DATA RECORDS:
□ □ □ □ □ □ □

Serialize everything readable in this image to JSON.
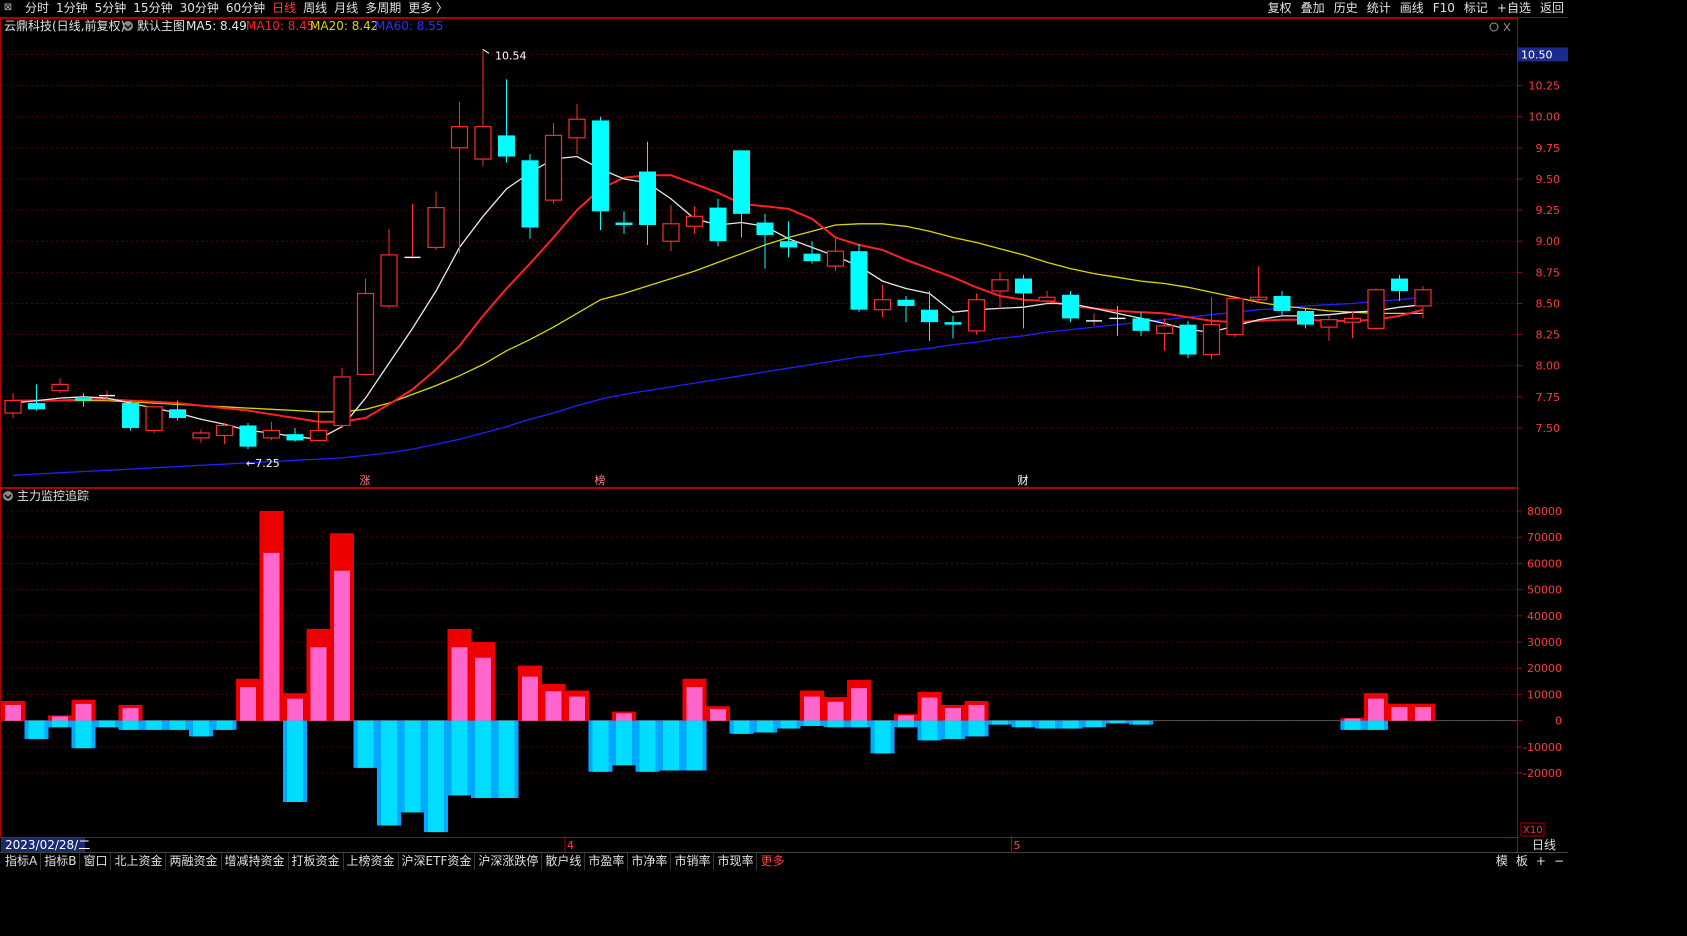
{
  "toolbar": {
    "window_icon": "⊠",
    "periods": [
      "分时",
      "1分钟",
      "5分钟",
      "15分钟",
      "30分钟",
      "60分钟",
      "日线",
      "周线",
      "月线",
      "多周期",
      "更多 〉"
    ],
    "active_period": "日线",
    "tools": [
      "复权",
      "叠加",
      "历史",
      "统计",
      "画线",
      "F10",
      "标记",
      "+自选",
      "返回"
    ]
  },
  "legend": {
    "title": "云鼎科技(日线,前复权)",
    "main_chart": "默认主图",
    "ma5": "MA5: 8.49",
    "ma10": "MA10: 8.45",
    "ma20": "MA20: 8.42",
    "ma60": "MA60: 8.55"
  },
  "indicator_title": "主力监控追踪",
  "event_marks": [
    "涨",
    "榜",
    "财"
  ],
  "date_label": "2023/02/28/二",
  "month_labels": [
    "4",
    "5"
  ],
  "colors": {
    "up": "#ff2a2a",
    "down": "#00ffff",
    "ma5": "#e8e8e8",
    "ma10": "#ff2020",
    "ma20": "#d8d800",
    "ma60": "#2020ff",
    "grid": "#5a0000",
    "axis": "#b00000",
    "pink": "#ff66cc",
    "red_bar": "#ee0000",
    "cyan_bar": "#00ddff"
  },
  "bottom_tabs": [
    "指标A",
    "指标B",
    "窗口",
    "北上资金",
    "两融资金",
    "增减持资金",
    "打板资金",
    "上榜资金",
    "沪深ETF资金",
    "沪深涨跌停",
    "散户线",
    "市盈率",
    "市净率",
    "市销率",
    "市现率",
    "更多"
  ],
  "bottom_right": [
    "模",
    "板",
    "+",
    "−"
  ],
  "chart_data": [
    {
      "type": "candlestick",
      "title": "云鼎科技(日线,前复权)",
      "y_ticks": [
        7.5,
        7.75,
        8.0,
        8.25,
        8.5,
        8.75,
        9.0,
        9.25,
        9.5,
        9.75,
        10.0,
        10.25,
        10.5
      ],
      "y_tick_labels": [
        "7.50",
        "7.75",
        "8.00",
        "8.25",
        "8.50",
        "8.75",
        "9.00",
        "9.25",
        "9.50",
        "9.75",
        "10.00",
        "10.25",
        "10.50"
      ],
      "ylim": [
        7.05,
        10.6
      ],
      "high_label": "10.54",
      "low_label": "7.25",
      "candles": [
        [
          7.62,
          7.72,
          7.78,
          7.58
        ],
        [
          7.7,
          7.65,
          7.85,
          7.64
        ],
        [
          7.8,
          7.85,
          7.9,
          7.78
        ],
        [
          7.74,
          7.72,
          7.78,
          7.67
        ],
        [
          7.75,
          7.76,
          7.8,
          7.72
        ],
        [
          7.7,
          7.5,
          7.72,
          7.48
        ],
        [
          7.48,
          7.67,
          7.68,
          7.46
        ],
        [
          7.65,
          7.58,
          7.72,
          7.56
        ],
        [
          7.42,
          7.46,
          7.49,
          7.38
        ],
        [
          7.44,
          7.52,
          7.54,
          7.37
        ],
        [
          7.52,
          7.35,
          7.54,
          7.33
        ],
        [
          7.42,
          7.48,
          7.55,
          7.4
        ],
        [
          7.45,
          7.4,
          7.5,
          7.39
        ],
        [
          7.4,
          7.48,
          7.62,
          7.39
        ],
        [
          7.52,
          7.91,
          7.98,
          7.5
        ],
        [
          7.93,
          8.58,
          8.7,
          7.94
        ],
        [
          8.48,
          8.89,
          9.1,
          8.46
        ],
        [
          8.87,
          8.87,
          9.3,
          8.86
        ],
        [
          8.95,
          9.27,
          9.4,
          8.93
        ],
        [
          9.75,
          9.92,
          10.12,
          8.9
        ],
        [
          9.66,
          9.92,
          10.54,
          9.6
        ],
        [
          9.85,
          9.68,
          10.3,
          9.63
        ],
        [
          9.65,
          9.11,
          9.7,
          9.02
        ],
        [
          9.33,
          9.85,
          9.95,
          9.3
        ],
        [
          9.83,
          9.98,
          10.1,
          9.7
        ],
        [
          9.97,
          9.24,
          10.0,
          9.09
        ],
        [
          9.15,
          9.13,
          9.24,
          9.06
        ],
        [
          9.56,
          9.13,
          9.8,
          8.97
        ],
        [
          9.0,
          9.14,
          9.29,
          8.92
        ],
        [
          9.12,
          9.2,
          9.28,
          9.06
        ],
        [
          9.27,
          9.0,
          9.34,
          8.96
        ],
        [
          9.73,
          9.22,
          9.73,
          9.03
        ],
        [
          9.15,
          9.05,
          9.22,
          8.78
        ],
        [
          9.0,
          8.95,
          9.16,
          8.87
        ],
        [
          8.9,
          8.84,
          9.0,
          8.82
        ],
        [
          8.8,
          8.92,
          9.02,
          8.76
        ],
        [
          8.92,
          8.45,
          8.98,
          8.43
        ],
        [
          8.45,
          8.53,
          8.65,
          8.39
        ],
        [
          8.53,
          8.48,
          8.56,
          8.35
        ],
        [
          8.45,
          8.35,
          8.6,
          8.2
        ],
        [
          8.35,
          8.33,
          8.4,
          8.22
        ],
        [
          8.28,
          8.53,
          8.58,
          8.25
        ],
        [
          8.6,
          8.69,
          8.75,
          8.45
        ],
        [
          8.7,
          8.58,
          8.73,
          8.3
        ],
        [
          8.52,
          8.55,
          8.6,
          8.5
        ],
        [
          8.57,
          8.38,
          8.6,
          8.35
        ],
        [
          8.35,
          8.36,
          8.42,
          8.32
        ],
        [
          8.38,
          8.37,
          8.48,
          8.24
        ],
        [
          8.38,
          8.28,
          8.43,
          8.24
        ],
        [
          8.26,
          8.32,
          8.38,
          8.12
        ],
        [
          8.33,
          8.09,
          8.36,
          8.06
        ],
        [
          8.09,
          8.33,
          8.55,
          8.05
        ],
        [
          8.25,
          8.54,
          8.56,
          8.23
        ],
        [
          8.53,
          8.55,
          8.8,
          8.5
        ],
        [
          8.56,
          8.44,
          8.6,
          8.4
        ],
        [
          8.44,
          8.33,
          8.46,
          8.3
        ],
        [
          8.31,
          8.37,
          8.4,
          8.2
        ],
        [
          8.35,
          8.38,
          8.44,
          8.22
        ],
        [
          8.3,
          8.61,
          8.62,
          8.29
        ],
        [
          8.7,
          8.6,
          8.73,
          8.52
        ],
        [
          8.48,
          8.61,
          8.64,
          8.38
        ]
      ],
      "ma5": [
        7.7,
        7.72,
        7.74,
        7.75,
        7.74,
        7.7,
        7.66,
        7.62,
        7.57,
        7.53,
        7.48,
        7.46,
        7.43,
        7.41,
        7.51,
        7.74,
        8.02,
        8.3,
        8.6,
        8.95,
        9.2,
        9.42,
        9.55,
        9.66,
        9.68,
        9.58,
        9.5,
        9.47,
        9.34,
        9.18,
        9.13,
        9.15,
        9.12,
        9.02,
        8.95,
        8.88,
        8.8,
        8.68,
        8.62,
        8.58,
        8.43,
        8.45,
        8.46,
        8.47,
        8.5,
        8.5,
        8.46,
        8.42,
        8.38,
        8.34,
        8.29,
        8.27,
        8.32,
        8.37,
        8.4,
        8.4,
        8.41,
        8.43,
        8.44,
        8.47,
        8.49
      ],
      "ma10": [
        7.72,
        7.72,
        7.72,
        7.73,
        7.73,
        7.72,
        7.71,
        7.7,
        7.68,
        7.66,
        7.64,
        7.61,
        7.58,
        7.55,
        7.55,
        7.58,
        7.69,
        7.81,
        7.97,
        8.16,
        8.4,
        8.62,
        8.82,
        9.03,
        9.25,
        9.42,
        9.51,
        9.53,
        9.53,
        9.46,
        9.39,
        9.3,
        9.28,
        9.26,
        9.18,
        9.03,
        8.97,
        8.93,
        8.85,
        8.78,
        8.71,
        8.63,
        8.56,
        8.53,
        8.52,
        8.48,
        8.46,
        8.44,
        8.43,
        8.42,
        8.39,
        8.36,
        8.35,
        8.36,
        8.37,
        8.37,
        8.36,
        8.36,
        8.37,
        8.4,
        8.45
      ],
      "ma20": [
        7.72,
        7.72,
        7.72,
        7.72,
        7.72,
        7.71,
        7.7,
        7.69,
        7.68,
        7.67,
        7.66,
        7.65,
        7.64,
        7.63,
        7.63,
        7.65,
        7.7,
        7.77,
        7.84,
        7.92,
        8.01,
        8.12,
        8.21,
        8.31,
        8.42,
        8.53,
        8.58,
        8.64,
        8.7,
        8.76,
        8.83,
        8.9,
        8.97,
        9.03,
        9.08,
        9.13,
        9.14,
        9.14,
        9.12,
        9.08,
        9.03,
        8.99,
        8.94,
        8.89,
        8.83,
        8.78,
        8.74,
        8.71,
        8.68,
        8.66,
        8.63,
        8.59,
        8.55,
        8.51,
        8.48,
        8.46,
        8.44,
        8.43,
        8.42,
        8.42,
        8.42
      ],
      "ma60": [
        7.12,
        7.13,
        7.14,
        7.15,
        7.16,
        7.17,
        7.18,
        7.19,
        7.2,
        7.21,
        7.22,
        7.23,
        7.24,
        7.25,
        7.26,
        7.28,
        7.3,
        7.33,
        7.37,
        7.41,
        7.46,
        7.51,
        7.57,
        7.62,
        7.68,
        7.73,
        7.77,
        7.8,
        7.83,
        7.86,
        7.89,
        7.92,
        7.95,
        7.98,
        8.01,
        8.04,
        8.07,
        8.09,
        8.12,
        8.14,
        8.17,
        8.19,
        8.22,
        8.24,
        8.27,
        8.29,
        8.31,
        8.33,
        8.35,
        8.37,
        8.39,
        8.41,
        8.43,
        8.45,
        8.46,
        8.48,
        8.49,
        8.5,
        8.52,
        8.53,
        8.55
      ]
    },
    {
      "type": "bar",
      "title": "主力监控追踪",
      "y_ticks": [
        -20000,
        -10000,
        0,
        10000,
        20000,
        30000,
        40000,
        50000,
        60000,
        70000,
        80000
      ],
      "y_tick_labels": [
        "-20000",
        "-10000",
        "0",
        "10000",
        "20000",
        "30000",
        "40000",
        "50000",
        "60000",
        "70000",
        "80000"
      ],
      "ylim": [
        -44000,
        88000
      ],
      "unit": "X10",
      "series": [
        {
          "values": [
            7500,
            0,
            2000,
            8000,
            0,
            6000,
            0,
            0,
            0,
            0,
            16000,
            80000,
            10500,
            35000,
            71500,
            0,
            0,
            0,
            0,
            35000,
            30000,
            0,
            21000,
            14000,
            11500,
            0,
            3500,
            0,
            0,
            16000,
            5500,
            0,
            0,
            0,
            11500,
            9000,
            15500,
            0,
            2500,
            11000,
            6000,
            7500,
            0,
            0,
            0,
            0,
            0,
            0,
            0,
            0,
            0,
            0,
            0,
            0,
            0,
            0,
            0,
            1000,
            10500,
            6500,
            6500
          ]
        },
        {
          "values": [
            0,
            -7000,
            -2500,
            -10500,
            -2500,
            -3500,
            -3500,
            -3500,
            -6000,
            -3500,
            0,
            0,
            -31000,
            0,
            0,
            -18000,
            -40000,
            -35000,
            -42500,
            -28500,
            -29500,
            -29500,
            0,
            0,
            0,
            -19500,
            -17000,
            -19500,
            -19000,
            -19000,
            0,
            -5000,
            -4500,
            -3000,
            -2000,
            -2500,
            -2500,
            -12500,
            -2500,
            -7500,
            -7000,
            -6000,
            -1500,
            -2500,
            -3000,
            -3000,
            -2500,
            -1000,
            -1500,
            0,
            0,
            0,
            0,
            0,
            0,
            0,
            0,
            -3500,
            -3500,
            0,
            0
          ]
        }
      ]
    }
  ]
}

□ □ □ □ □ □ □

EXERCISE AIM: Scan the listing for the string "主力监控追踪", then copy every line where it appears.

SOLUTION TO THE EXERCISE:
  "indicator_title": "主力监控追踪",
      "title": "主力监控追踪",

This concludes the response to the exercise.